The SEC has of late come under attack in the courts and congressional hearings for the “Kafkaesque” nature of its administrative hearings. Specifically, critics argue that the administrative hearings deprive defendants of the due process protections afforded by the U.S. Constitution. The most recent legal challenge was filed in U.S. District Court on April 1, 2015 by New York financier Lynn Tilton in response to SEC proceedings initiated against her the day before. But Tilton and the other challengers could face an uphill battle in light of a recent federal court ruling dismissing a similar challenge on jurisdictional grounds, citing the plaintiff’s failure to exhaust administrative remedies in the very proceedings they are challenging.
You won every case. How about with regard to the cases you brought in federal court? One hundred percent there? No? You won 11 out of 18 [cases]? . . . You think there could be any correlation when you actually hire the judges, and you set the rules, that you win all the cases? . . . And you might say ‘You know what, I want to bring more cases in front of the judges that I hire and abide by the rules that I set as opposed to letting these cases go to federal court . . . and, lo and behold, I win them all. – Rep Sean Duffy (R -Wis)

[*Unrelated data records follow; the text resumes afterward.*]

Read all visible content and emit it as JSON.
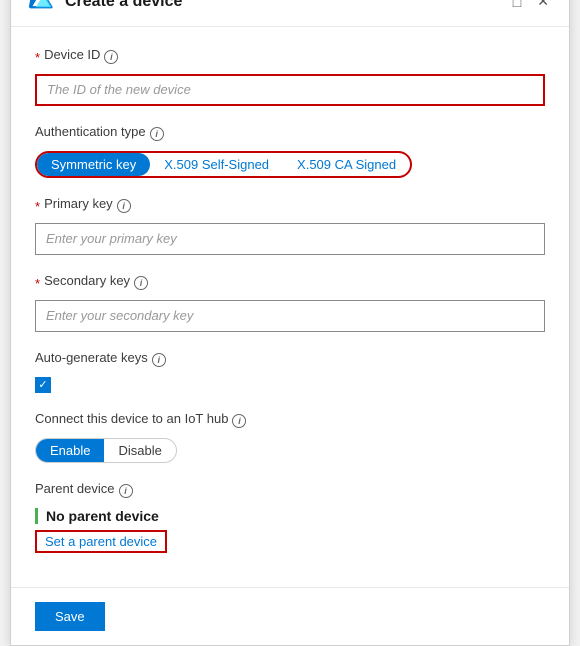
{
  "dialog": {
    "title": "Create a device",
    "header_controls": {
      "minimize_label": "□",
      "close_label": "✕"
    }
  },
  "form": {
    "device_id": {
      "label": "Device ID",
      "placeholder": "The ID of the new device",
      "value": ""
    },
    "auth_type": {
      "label": "Authentication type",
      "options": [
        "Symmetric key",
        "X.509 Self-Signed",
        "X.509 CA Signed"
      ],
      "active": "Symmetric key"
    },
    "primary_key": {
      "label": "Primary key",
      "placeholder": "Enter your primary key",
      "value": ""
    },
    "secondary_key": {
      "label": "Secondary key",
      "placeholder": "Enter your secondary key",
      "value": ""
    },
    "auto_generate": {
      "label": "Auto-generate keys",
      "checked": true
    },
    "iot_hub": {
      "label": "Connect this device to an IoT hub",
      "options": [
        "Enable",
        "Disable"
      ],
      "active": "Enable"
    },
    "parent_device": {
      "label": "Parent device",
      "no_parent_text": "No parent device",
      "set_parent_label": "Set a parent device"
    }
  },
  "footer": {
    "save_label": "Save"
  },
  "icons": {
    "info": "i",
    "check": "✓"
  }
}
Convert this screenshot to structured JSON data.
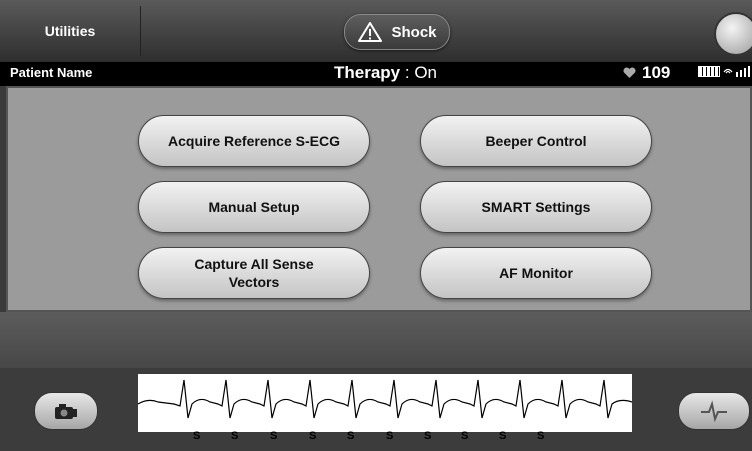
{
  "header": {
    "utilities_label": "Utilities",
    "shock_label": "Shock"
  },
  "status": {
    "patient_name": "Patient Name",
    "therapy_label": "Therapy",
    "therapy_sep": " : ",
    "therapy_value": "On",
    "heart_rate": "109"
  },
  "menu": {
    "items": [
      {
        "label": "Acquire Reference S-ECG"
      },
      {
        "label": "Beeper Control"
      },
      {
        "label": "Manual Setup"
      },
      {
        "label": "SMART Settings"
      },
      {
        "label": "Capture All Sense Vectors"
      },
      {
        "label": "AF Monitor"
      }
    ]
  },
  "ecg": {
    "sense_markers": [
      "S",
      "S",
      "S",
      "S",
      "S",
      "S",
      "S",
      "S",
      "S",
      "S"
    ]
  },
  "icons": {
    "warning": "warning-triangle-icon",
    "heart": "heart-icon",
    "battery": "battery-icon",
    "signal": "signal-icon",
    "camera": "camera-icon",
    "corner": "corner-logo-icon",
    "snapshot": "snapshot-icon"
  }
}
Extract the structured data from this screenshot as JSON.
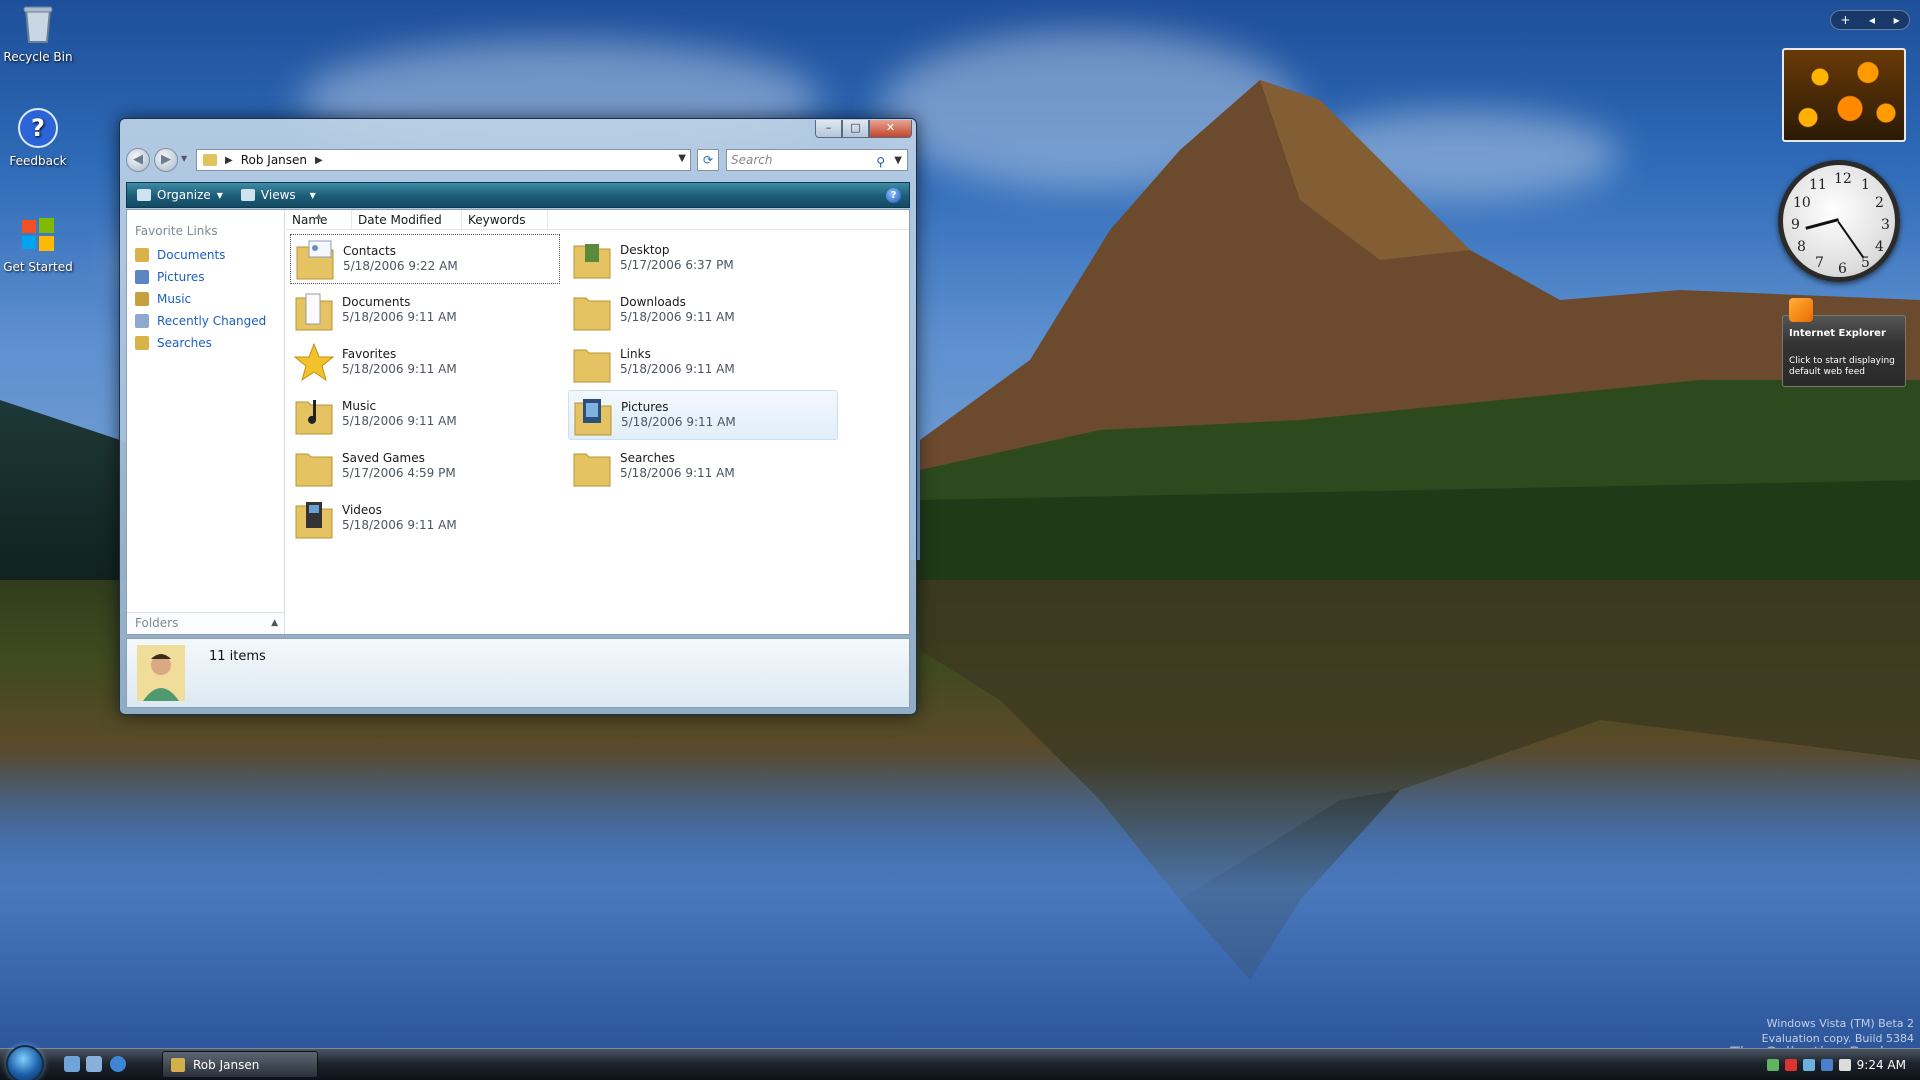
{
  "desktop": {
    "icons": [
      {
        "label": "Recycle Bin",
        "icon": "recycle-bin-icon"
      },
      {
        "label": "Feedback",
        "icon": "help-icon"
      },
      {
        "label": "Get Started",
        "icon": "windows-flag-icon"
      }
    ]
  },
  "window": {
    "address": {
      "segments": [
        "Rob Jansen"
      ]
    },
    "search_placeholder": "Search",
    "commands": {
      "organize": "Organize",
      "views": "Views"
    },
    "favorite_links": {
      "header": "Favorite Links",
      "items": [
        "Documents",
        "Pictures",
        "Music",
        "Recently Changed",
        "Searches"
      ]
    },
    "folders_label": "Folders",
    "columns": [
      "Name",
      "Date Modified",
      "Keywords"
    ],
    "items": [
      {
        "name": "Contacts",
        "date": "5/18/2006 9:22 AM"
      },
      {
        "name": "Desktop",
        "date": "5/17/2006 6:37 PM"
      },
      {
        "name": "Documents",
        "date": "5/18/2006 9:11 AM"
      },
      {
        "name": "Downloads",
        "date": "5/18/2006 9:11 AM"
      },
      {
        "name": "Favorites",
        "date": "5/18/2006 9:11 AM"
      },
      {
        "name": "Links",
        "date": "5/18/2006 9:11 AM"
      },
      {
        "name": "Music",
        "date": "5/18/2006 9:11 AM"
      },
      {
        "name": "Pictures",
        "date": "5/18/2006 9:11 AM"
      },
      {
        "name": "Saved Games",
        "date": "5/17/2006 4:59 PM"
      },
      {
        "name": "Searches",
        "date": "5/18/2006 9:11 AM"
      },
      {
        "name": "Videos",
        "date": "5/18/2006 9:11 AM"
      }
    ],
    "details": {
      "count": "11 items"
    }
  },
  "sidebar": {
    "clock_numbers": [
      "12",
      "1",
      "2",
      "3",
      "4",
      "5",
      "6",
      "7",
      "8",
      "9",
      "10",
      "11"
    ],
    "feed": {
      "title": "Internet Explorer",
      "desc": "Click to start displaying default web feed"
    }
  },
  "taskbar": {
    "window_button": "Rob Jansen",
    "time": "9:24 AM"
  },
  "watermark": {
    "line1": "Windows Vista (TM) Beta 2",
    "line2": "Evaluation copy. Build 5384",
    "collection": "The Collection Book"
  },
  "colors": {
    "link": "#1d5ec2",
    "commandbar": "#1c5d78"
  }
}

On March 30, 2015, the SEC announced that it was charging self-described “Diva of Distressed” Lynn Tilton (Tilton) and her investment firms Patriarch Partners LLC and related Patriarch limited liability companies (collectively, Patriarch) with fraud and breach of fiduciary duty for, among other things, hiding from investors the poor performance of loan assets in three collateralized loan obligation funds they manage in violation of the federal securities laws. The SEC chose to bring these charges in its own administrative forum instead of in a United States District Court, having that day filed an Order Scheduling Hearing and Designating Presiding Judge (OIP). The OIP directed that (1) a public hearing be held within 60 days before a designated administrative law judge (ALJ) and (2) an initial decision be issued within 300 days addressing the veracity of the allegations contained in the OIP and determining what remedial action, if any, should be taken, including injunctive relief and/or the payment of monetary penalties and disgorgement. In its press release, the SEC stated that “[t]he matter will be scheduled for a public hearing before an administrative law judge for proceedings to adjudicate the Enforcement Division’s allegations and determine what, if any, remedial actions are appropriate.”
In the meantime, Congress recently held hearings regarding the due process fairness of the SEC’s administrative hearings. On March 19, 2015 (just in time for Tilton to reference it in paragraph 30 of her complaint), Director of Enforcement Andrew Ceresney had an uncomfortable interlude attempting to justify the SEC’s administrative proceedings in the Q&A following his testimony before the House Financial Services Subcommittee (the topic of which was “Oversight of the SEC’s Division of Enforcement”).
During the course of the Q&A in response to different questioners, Ceresney gave the following 2014 statistics: The SEC brought a majority of its cases, or 57%, in federal court and 43% as administrative proceedings. The SEC was successful in 11 out of the 18 federal court cases (13 of which were jury trials), and it had a success rate of nearly 100% in its administrative proceedings. In response to these statistics, specifically the nearly 100% success rate in the administrative proceedings, Rep. Sean Duffy (R-Wis.) questioned sharply: “You won every case. How about with regard to the cases you brought in federal court? One hundred percent there? No? You won 11 out of 18 [cases]? . . . You think there could be any correlation when you actually hire the judges, and you set the rules, that you win all the cases? . . . And you might say ‘You know what, I want to bring more cases in front of the judges that I hire and abide by the rules that I set as opposed to letting these cases go to federal court . . . and, lo and behold, I win them all. And I believe in due process. That’s a great way to administer justice when you work at the SEC.” To this Ceresney replied, “We are not afraid to try cases in federal court. In fact, we won 11 of our last 13 jury trials in federal court . . . . And we still bring a majority of our cases in district court, so we are not shying away from using district court.”